  • Examining redevelopment or development opportunities within communities

  • Preparing comprehensive plans that encourage economic development and promote compatible land uses

  • Analyzing and formulating strategies that improve multimodal transportation (walking, biking, riding transit or driving)

  • Drafting and amending zoning ordinances, subdivision regulations, overlay districts and design guidelines

Who should use the Building Communities Program?

The Building Communities Program is designed to assist local governments with developing, managing and implementing comprehensive plans and transportation plans for their respective communities.

How Does the Building Communities Program Work?

The RPCGB offers an 80/20 match through its Building Communities Program for communities within Birmingham’s Metropolitan Planning Area that want to improve their transportation system, catalyze economic development and grow in a sustainable way. That means you only pay 20% of the cost of a plan.  An average Comprehensive Plan costs approximately $150,000, therefore a municipality would only have to provide $30,000 in local funds as match for the program grant.

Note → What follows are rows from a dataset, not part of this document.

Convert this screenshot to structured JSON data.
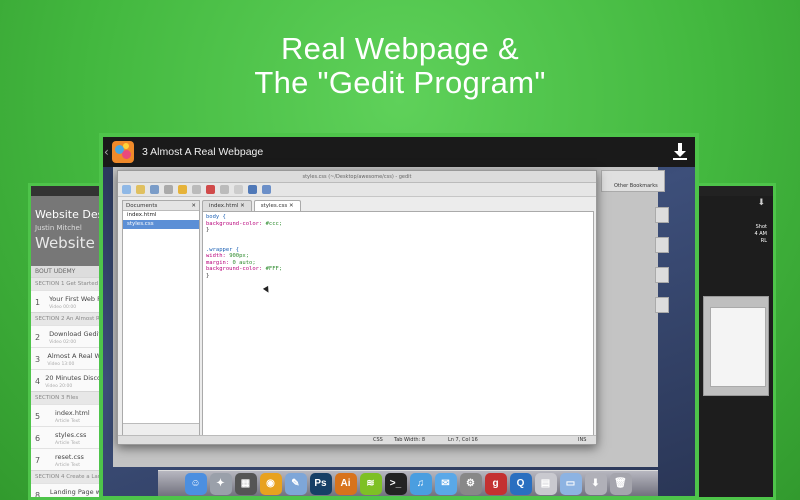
{
  "headline": {
    "line1": "Real Webpage &",
    "line2": "The \"Gedit Program\""
  },
  "main_card": {
    "title": "3  Almost A Real Webpage"
  },
  "left_card": {
    "header_title": "Website Desig",
    "author": "Justin Mitchel",
    "big_title": "Website de",
    "about": "BOUT UDEMY",
    "sections": [
      {
        "label": "SECTION 1  Get Started",
        "items": [
          {
            "num": "1",
            "title": "Your First Web P",
            "sub": "Video 00:00"
          }
        ]
      },
      {
        "label": "SECTION 2  An Almost Real W",
        "items": [
          {
            "num": "2",
            "title": "Download Gedit",
            "sub": "Video 02:00"
          },
          {
            "num": "3",
            "title": "Almost A Real W",
            "sub": "Video 13:00"
          },
          {
            "num": "4",
            "title": "20 Minutes Disco",
            "sub": "Video 20:00"
          }
        ]
      },
      {
        "label": "SECTION 3  Files",
        "items": [
          {
            "num": "5",
            "title": "index.html",
            "sub": "Article Text"
          },
          {
            "num": "6",
            "title": "styles.css",
            "sub": "Article Text"
          },
          {
            "num": "7",
            "title": "reset.css",
            "sub": "Article Text"
          }
        ]
      },
      {
        "label": "SECTION 4  Create a Landing",
        "items": [
          {
            "num": "8",
            "title": "Landing Page w",
            "sub": "Video 44:00"
          }
        ]
      }
    ]
  },
  "right_card": {
    "desktop_label": "Shot\n4 AM\nRL"
  },
  "gedit": {
    "window_title": "styles.css (~/Desktop/awesome/css) - gedit",
    "panel_title": "Documents",
    "files": [
      "index.html",
      "styles.css"
    ],
    "tabs": [
      "index.html",
      "styles.css"
    ],
    "code_lines": [
      [
        {
          "t": "body {",
          "c": "sel-tok"
        }
      ],
      [
        {
          "t": "background-color: ",
          "c": "prop"
        },
        {
          "t": "#ccc;",
          "c": "val"
        }
      ],
      [
        {
          "t": "}",
          "c": "brace"
        }
      ],
      [
        {
          "t": "",
          "c": "brace"
        }
      ],
      [
        {
          "t": "",
          "c": "brace"
        }
      ],
      [
        {
          "t": ".wrapper {",
          "c": "sel-tok"
        }
      ],
      [
        {
          "t": "width: ",
          "c": "prop"
        },
        {
          "t": "900px;",
          "c": "val"
        }
      ],
      [
        {
          "t": "margin: ",
          "c": "prop"
        },
        {
          "t": "0 auto;",
          "c": "val"
        }
      ],
      [
        {
          "t": "background-color: ",
          "c": "prop"
        },
        {
          "t": "#FFF;",
          "c": "val"
        }
      ],
      [
        {
          "t": "}",
          "c": "brace"
        }
      ]
    ],
    "status": {
      "lang": "CSS",
      "tab_width": "Tab Width:  8",
      "position": "Ln 7, Col 16",
      "mode": "INS"
    }
  },
  "browser": {
    "bookmarks": "Other Bookmarks"
  },
  "dock": [
    {
      "name": "finder-icon",
      "bg": "#4c8fe0",
      "glyph": "☺"
    },
    {
      "name": "launchpad-icon",
      "bg": "#9aa0aa",
      "glyph": "✦"
    },
    {
      "name": "calculator-icon",
      "bg": "#555",
      "glyph": "▦"
    },
    {
      "name": "chrome-icon",
      "bg": "#e8a21f",
      "glyph": "◉"
    },
    {
      "name": "preview-icon",
      "bg": "#7ea6d8",
      "glyph": "✎"
    },
    {
      "name": "photoshop-icon",
      "bg": "#163f66",
      "glyph": "Ps"
    },
    {
      "name": "illustrator-icon",
      "bg": "#d8731c",
      "glyph": "Ai"
    },
    {
      "name": "spotify-icon",
      "bg": "#7ec025",
      "glyph": "≋"
    },
    {
      "name": "terminal-icon",
      "bg": "#222",
      "glyph": ">_"
    },
    {
      "name": "itunes-icon",
      "bg": "#4a9ee0",
      "glyph": "♫"
    },
    {
      "name": "messages-icon",
      "bg": "#5aa8e8",
      "glyph": "✉"
    },
    {
      "name": "system-preferences-icon",
      "bg": "#888",
      "glyph": "⚙"
    },
    {
      "name": "gedit-icon",
      "bg": "#c43131",
      "glyph": "g"
    },
    {
      "name": "quicktime-icon",
      "bg": "#2a6fc0",
      "glyph": "Q"
    },
    {
      "name": "trash-icon",
      "bg": "#c9c9cf",
      "glyph": "▤"
    },
    {
      "name": "folder-icon",
      "bg": "#8db3e2",
      "glyph": "▭"
    },
    {
      "name": "downloads-icon",
      "bg": "#b0b0b8",
      "glyph": "⬇"
    },
    {
      "name": "bin-icon",
      "bg": "#a5a5ad",
      "glyph": "🗑"
    }
  ]
}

Throughout the planning process the RPCGB will serve as the project manager and will actively engage the community to ensure that the plan reflects the community’s aspirations.

Community Plans & Studies

In Progress